Wednesday, March 17th, 2021
In our ongoing series spotlighting deacons across the diocese. To learn more about becoming a deacon, email us at email@example.com.
In 2003, my daughter and son-in-law were expecting their first child. I was invited to the delivery room. At the time, I was living in Oregon and they were living in Virginia. I went to my Human Resources (HR) department and told them I needed a couple of months off for this event. I was given a menu of things I could cobble together to get the needed amount of time. I had spent a 30+ year career doing technology planning and management: budgeting, staffing, project planning. I had never done anything important in my life without a plan.
I told HR that I was going to retire. Then I went and called my financial planner so we could figure it all out. I was only 59.
When I returned to Oregon after the birth, I was faced with the decision of what to do next. Someone had given me a great retirement book, My Time, which had lots of suggestions: volunteer, read, write, travel, learn something new. God, however, had a different plan which, amazingly, included all of those same activities. God told me it was God’s time. I was to be a servant for God. So, I downloaded the Peace Corps application but every time I tried to complete it, I got stuck. It didn’t feel right.
One Sunday after church at coffee hour, I was talking to a friend and his wife. He was a seminarian working on his third career. He said that he thought I was being called to the diaconate. I told him God was definitely not calling me to be a priest. He told me about the diaconate which I had previously known about only as a transition to the priesthood. He suggested I read The Diaconate: A Full and Equal Order by Barnett. I went to the church library which was large. When I walked to the long wall of books opposite the door, there it was right in front of me. I read it that afternoon and I understood what I was being asked to do. As time passed, my call became clearer and clearer.
I came to understand that my call was to care for the elderly and their families, especially those affected by dementia. I resisted the call because I wasn’t particularly fond of “old” people and was nervous around people with mental health issues. Someone gave me the name of a well-respected chaplain at a local continuing care residence (CCR). I called him and asked if I could meet with him. He and I chatted for a few hours and I was invited to shadow him for a few days. After those opportunities, I asked if I could volunteer there. I was hooked – and my love for the elderly has grown over the years.

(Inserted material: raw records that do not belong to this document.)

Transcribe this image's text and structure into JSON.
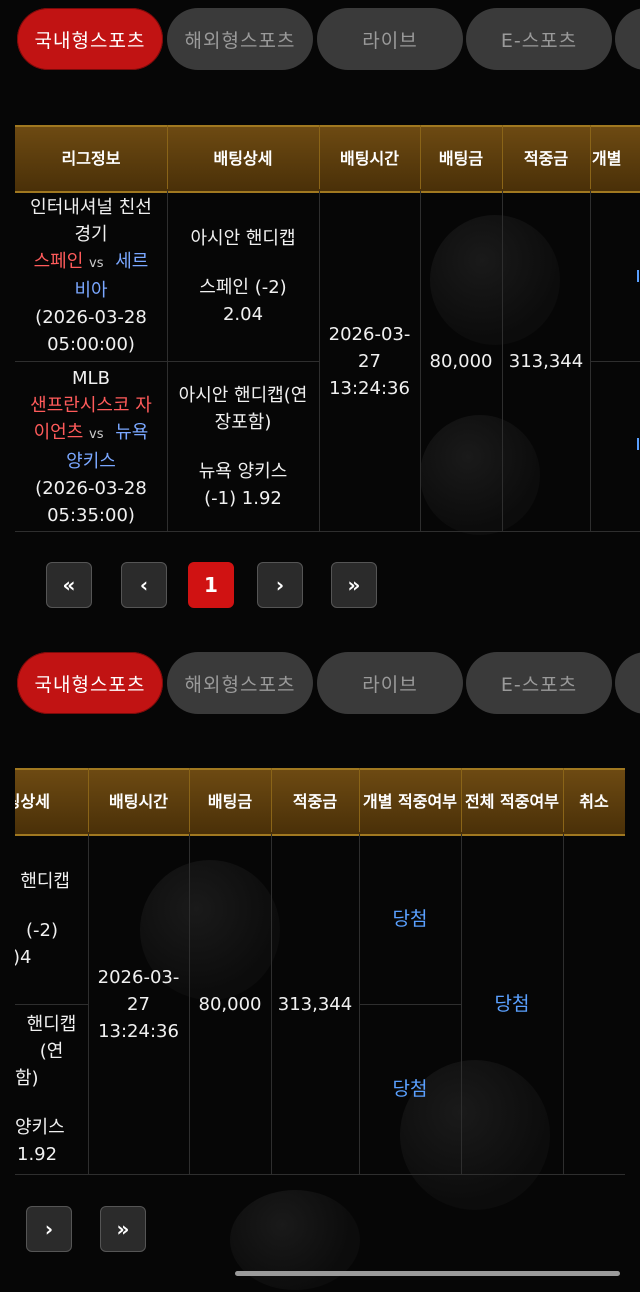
{
  "tabs": {
    "items": [
      "국내형스포츠",
      "해외형스포츠",
      "라이브",
      "E-스포츠"
    ],
    "active": "국내형스포츠"
  },
  "table": {
    "headers": {
      "league": "리그정보",
      "detail": "배팅상세",
      "time": "배팅시간",
      "amount": "배팅금",
      "payout": "적중금",
      "individual": "개별 적중여부",
      "individual_short": "개별",
      "overall": "전체 적중여부",
      "cancel": "취소"
    },
    "bet": {
      "time_line1": "2026-03-",
      "time_line2": "27",
      "time_line3": "13:24:36",
      "amount": "80,000",
      "payout": "313,344",
      "overall_result": "당첨"
    },
    "rows": [
      {
        "league_line1": "인터내셔널 친선",
        "league_line2": "경기",
        "home": "스페인",
        "vs": "vs",
        "away_part1": "세르",
        "away_part2": "비아",
        "date_line1": "(2026-03-28",
        "date_line2": "05:00:00)",
        "detail_type": "아시안 핸디캡",
        "pick_line1": "스페인  (-2)",
        "pick_line2": "2.04",
        "result": "당첨",
        "cut_type": "핸디캡",
        "cut_pick1": "(-2)",
        "cut_pick2": ")4"
      },
      {
        "league_line1": "MLB",
        "home_part1": "샌프란시스코 자",
        "home_part2": "이언츠",
        "vs": "vs",
        "away_part1": "뉴욕",
        "away_part2": "양키스",
        "date_line1": "(2026-03-28",
        "date_line2": "05:35:00)",
        "detail_type1": "아시안 핸디캡(연",
        "detail_type2": "장포함)",
        "pick_line1": "뉴욕  양키스",
        "pick_line2": "(-1)  1.92",
        "result": "당첨",
        "cut_type1": "핸디캡(연",
        "cut_type2": "함)",
        "cut_pick1": "양키스",
        "cut_pick2": "1.92"
      }
    ]
  },
  "pagination": {
    "first": "«",
    "prev": "‹",
    "current": "1",
    "next": "›",
    "last": "»"
  }
}
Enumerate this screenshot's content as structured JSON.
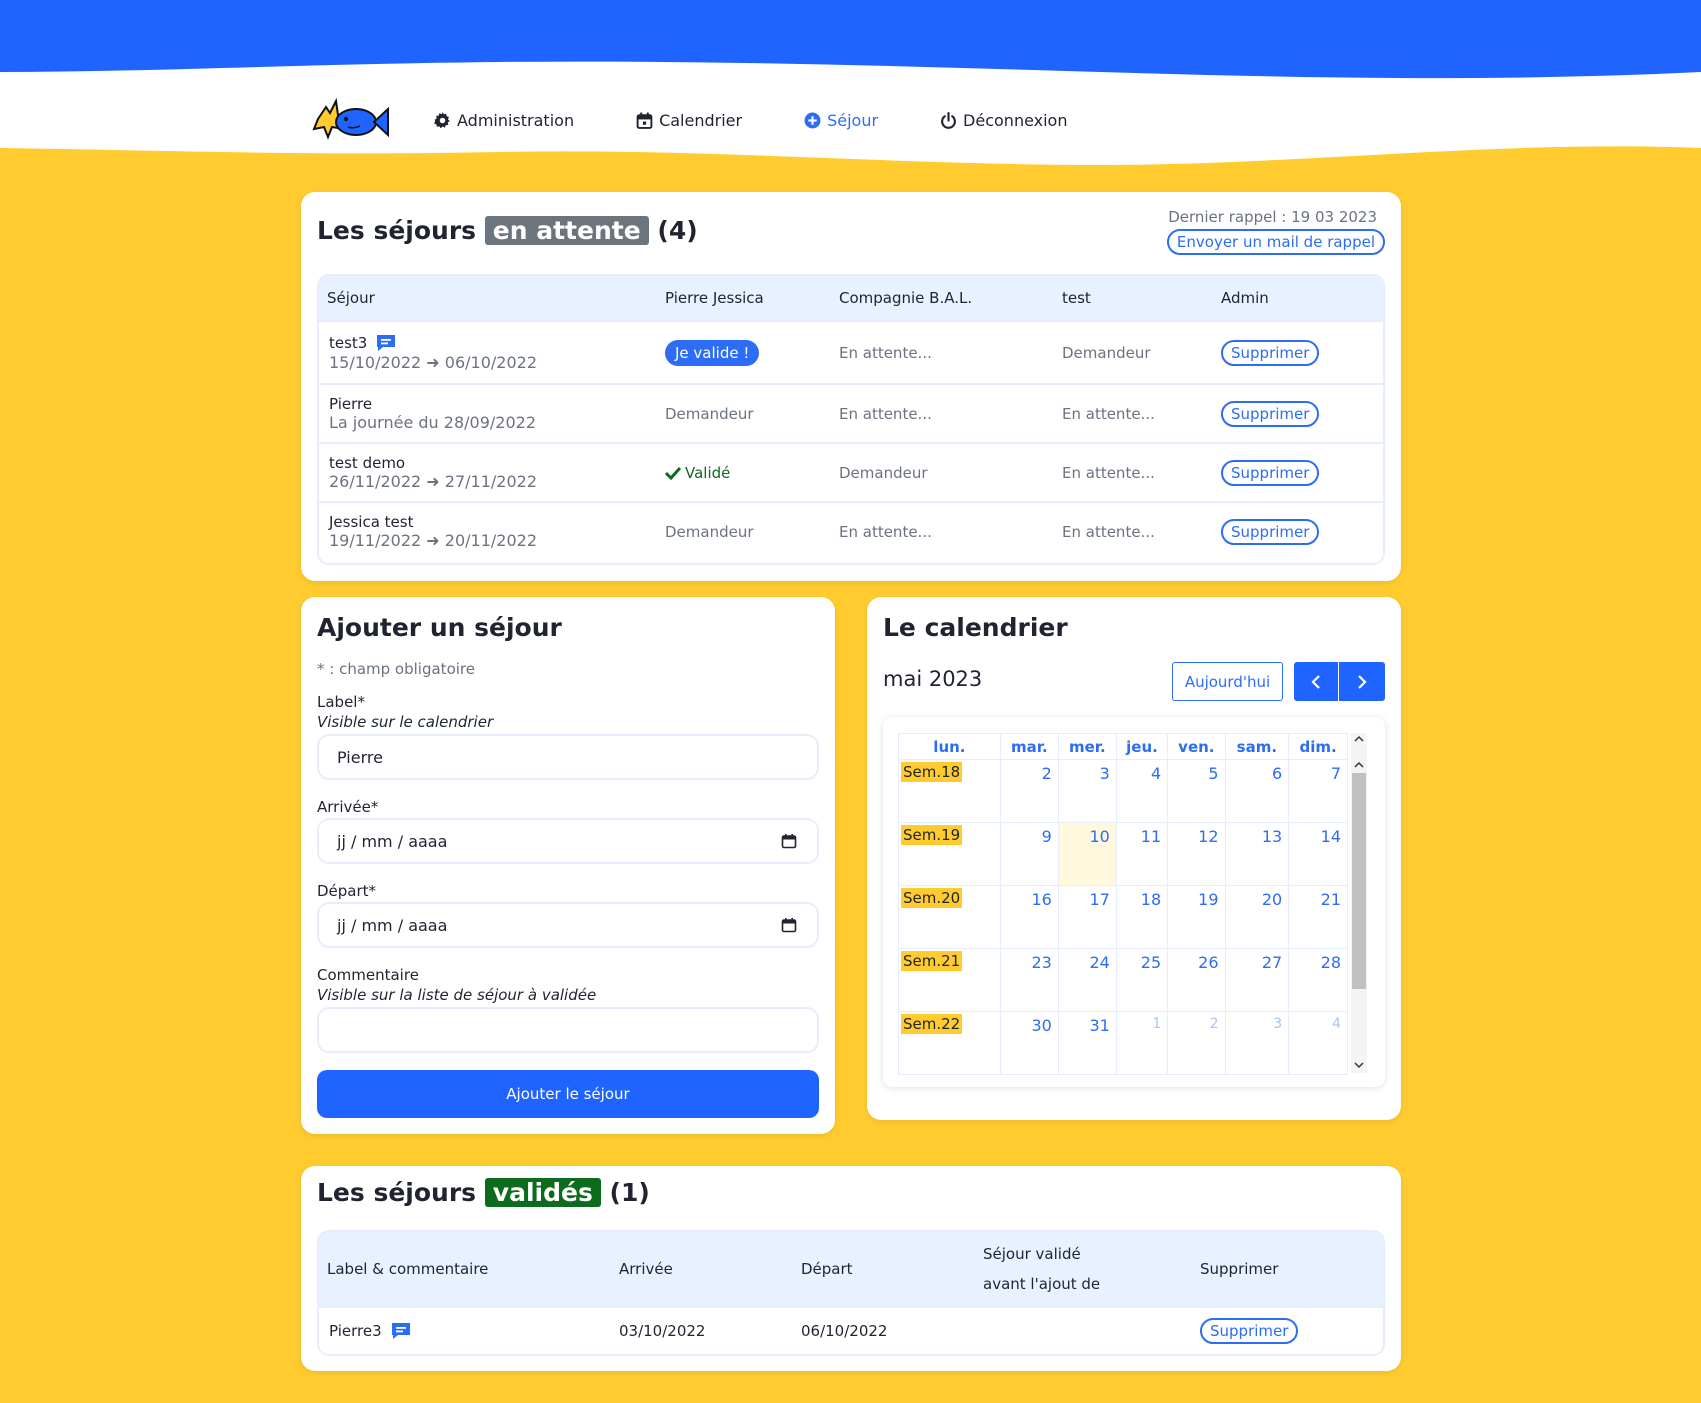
{
  "colors": {
    "primary": "#2d6cf5",
    "yellow": "#ffcb2f",
    "grey_badge": "#6c757d",
    "green_badge": "#0c6b1d",
    "valid_green": "#0c6b1d"
  },
  "nav": {
    "items": [
      {
        "label": "Administration",
        "icon": "gear-icon"
      },
      {
        "label": "Calendrier",
        "icon": "calendar-icon"
      },
      {
        "label": "Séjour",
        "icon": "plus-circle-icon",
        "active": true
      },
      {
        "label": "Déconnexion",
        "icon": "power-icon"
      }
    ]
  },
  "pending": {
    "title_prefix": "Les séjours",
    "title_badge": "en attente",
    "title_count": "(4)",
    "reminder": "Dernier rappel : 19 03 2023",
    "reminder_button": "Envoyer un mail de rappel",
    "columns": [
      "Séjour",
      "Pierre Jessica",
      "Compagnie B.A.L.",
      "test",
      "Admin"
    ],
    "rows": [
      {
        "label": "test3",
        "dates": "15/10/2022 ➜ 06/10/2022",
        "has_comment": true,
        "c1": "Je valide !",
        "c2": "En attente...",
        "c3": "Demandeur",
        "action": "Supprimer"
      },
      {
        "label": "Pierre",
        "dates": "La journée du 28/09/2022",
        "c1": "Demandeur",
        "c2": "En attente...",
        "c3": "En attente...",
        "action": "Supprimer"
      },
      {
        "label": "test demo",
        "dates": "26/11/2022 ➜ 27/11/2022",
        "c1": "Validé",
        "c2": "Demandeur",
        "c3": "En attente...",
        "action": "Supprimer"
      },
      {
        "label": "Jessica test",
        "dates": "19/11/2022 ➜ 20/11/2022",
        "c1": "Demandeur",
        "c2": "En attente...",
        "c3": "En attente...",
        "action": "Supprimer"
      }
    ]
  },
  "form": {
    "title": "Ajouter un séjour",
    "required_note": "* : champ obligatoire",
    "label_label": "Label*",
    "label_hint": "Visible sur le calendrier",
    "label_value": "Pierre",
    "arrival_label": "Arrivée*",
    "arrival_value": "jj / mm / aaaa",
    "departure_label": "Départ*",
    "departure_value": "jj / mm / aaaa",
    "comment_label": "Commentaire",
    "comment_hint": "Visible sur la liste de séjour à validée",
    "comment_value": "",
    "submit": "Ajouter le séjour"
  },
  "calendar": {
    "title": "Le calendrier",
    "month": "mai 2023",
    "today_button": "Aujourd'hui",
    "days": [
      "lun.",
      "mar.",
      "mer.",
      "jeu.",
      "ven.",
      "sam.",
      "dim."
    ],
    "weeks": [
      {
        "label": "Sem.18",
        "days": [
          "2",
          "3",
          "4",
          "5",
          "6",
          "7"
        ]
      },
      {
        "label": "Sem.19",
        "days": [
          "9",
          "10",
          "11",
          "12",
          "13",
          "14"
        ]
      },
      {
        "label": "Sem.20",
        "days": [
          "16",
          "17",
          "18",
          "19",
          "20",
          "21"
        ]
      },
      {
        "label": "Sem.21",
        "days": [
          "23",
          "24",
          "25",
          "26",
          "27",
          "28"
        ]
      },
      {
        "label": "Sem.22",
        "days": [
          "30",
          "31",
          "1",
          "2",
          "3",
          "4"
        ]
      }
    ]
  },
  "validated": {
    "title_prefix": "Les séjours",
    "title_badge": "validés",
    "title_count": "(1)",
    "columns": [
      "Label & commentaire",
      "Arrivée",
      "Départ",
      "Séjour validé",
      "avant l'ajout de",
      "Supprimer"
    ],
    "rows": [
      {
        "label": "Pierre3",
        "has_comment": true,
        "arrival": "03/10/2022",
        "departure": "06/10/2022",
        "validated_before": "",
        "action": "Supprimer"
      }
    ]
  }
}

Recognizing that my call was to work in long term care, not acute care, I sought out a clinical pastoral education (CPE) program where I could work with the elderly and those with dementia on a long term basis. The supervisor of the CPE program at the Oregon State Hospital (treating mental illness) was enthusiastic. Most people who came to him for CPE wanted to work with the young population. I “enlisted” for four extended units of CPE (only one was required for ordination) and worked in the geriatric units. I loved the folks in my units and the staff, and stayed on as a chaplain for another two years after I completed my CPE program. I left when I moved to Pennsylvania.
Once here, I was able to work as a chaplain at Holy Redeemer/St. Joseph’s Manor with personal care, skilled nursing, and secure dementia unit residents. I have found that faith and ritual and companionship provide comfort for the patient/residents. The families need a lot of pastoral care, as they grieve the loss of their loved ones bit by bit.
As I look back to those many years ago, I realize that God and the book were correct: In seminary, I read and I wrote and I read and I wrote. I learned so many new skills in seminary and CPE and in my ministry. I traveled to New Orleans right after Katrina with a group of deacons to do demolition and clean up and provide spiritual care for the residents of homes in the area most affected by the storm floods. (New skill learned then: how to use a crowbar). That experience was so powerful that I took some of my parish members back to help rebuild. (New skill learned then: hanging dry wall and mudding).
Today, I am a deacon at St. Paul’s Episcopal Church in Chester. I love supporting our parishioners with issues of aging and illness. I have had opportunities to work with seniors living at Episcopal Place in leading groups and providing religious services. St. Paul’s is currently working with Widener University (as part of a diocesan effort) to open a family practice wellness clinic which will operate on a schedule that will allow patrons of the Chester Eastside food bank and clothing closet, housed in our building, to take advantage of health care services.
I had no idea when I retired that God had so many more blessings awaiting me. Being a deacon is an opportunity to do God’s work and to grow in God’s grace. I would love to talk to anyone who feels called to serve God’s oldest friends. They are a blessing.